Type out the entries again, keeping every word unchanged.

************

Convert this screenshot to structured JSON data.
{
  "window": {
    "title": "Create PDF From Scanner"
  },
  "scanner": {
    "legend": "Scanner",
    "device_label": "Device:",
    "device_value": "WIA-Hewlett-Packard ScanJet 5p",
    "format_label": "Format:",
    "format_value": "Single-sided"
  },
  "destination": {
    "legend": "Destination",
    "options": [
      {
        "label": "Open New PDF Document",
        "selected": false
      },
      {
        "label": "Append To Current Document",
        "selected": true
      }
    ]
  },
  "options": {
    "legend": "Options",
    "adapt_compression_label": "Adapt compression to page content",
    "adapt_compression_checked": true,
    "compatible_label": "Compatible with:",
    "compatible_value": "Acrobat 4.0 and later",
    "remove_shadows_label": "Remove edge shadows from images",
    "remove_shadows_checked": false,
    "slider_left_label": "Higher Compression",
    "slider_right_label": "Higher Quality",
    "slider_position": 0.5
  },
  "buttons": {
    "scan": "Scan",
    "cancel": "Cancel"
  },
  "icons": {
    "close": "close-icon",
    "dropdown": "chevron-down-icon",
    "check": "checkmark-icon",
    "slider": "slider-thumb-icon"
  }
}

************

■ Exercise output:
Convert this screenshot to structured JSON data.
{
  "window": {
    "title": "Create PDF From Scanner"
  },
  "scanner": {
    "legend": "Scanner",
    "device_label": "Device:",
    "device_value": "WIA-Hewlett-Packard ScanJet 5p",
    "format_label": "Format:",
    "format_value": "Single-sided"
  },
  "destination": {
    "legend": "Destination",
    "options": [
      {
        "label": "Open New PDF Document",
        "selected": false
      },
      {
        "label": "Append To Current Document",
        "selected": true
      }
    ]
  },
  "options": {
    "legend": "Options",
    "adapt_compression_label": "Adapt compression to page content",
    "adapt_compression_checked": true,
    "compatible_label": "Compatible with:",
    "compatible_value": "Acrobat 4.0 and later",
    "remove_shadows_label": "Remove edge shadows from images",
    "remove_shadows_checked": false,
    "slider_left_label": "Higher Compression",
    "slider_right_label": "Higher Quality",
    "slider_position": 0.5
  },
  "buttons": {
    "scan": "Scan",
    "cancel": "Cancel"
  },
  "icons": {
    "close": "close-icon",
    "dropdown": "chevron-down-icon",
    "check": "checkmark-icon",
    "slider": "slider-thumb-icon"
  }
}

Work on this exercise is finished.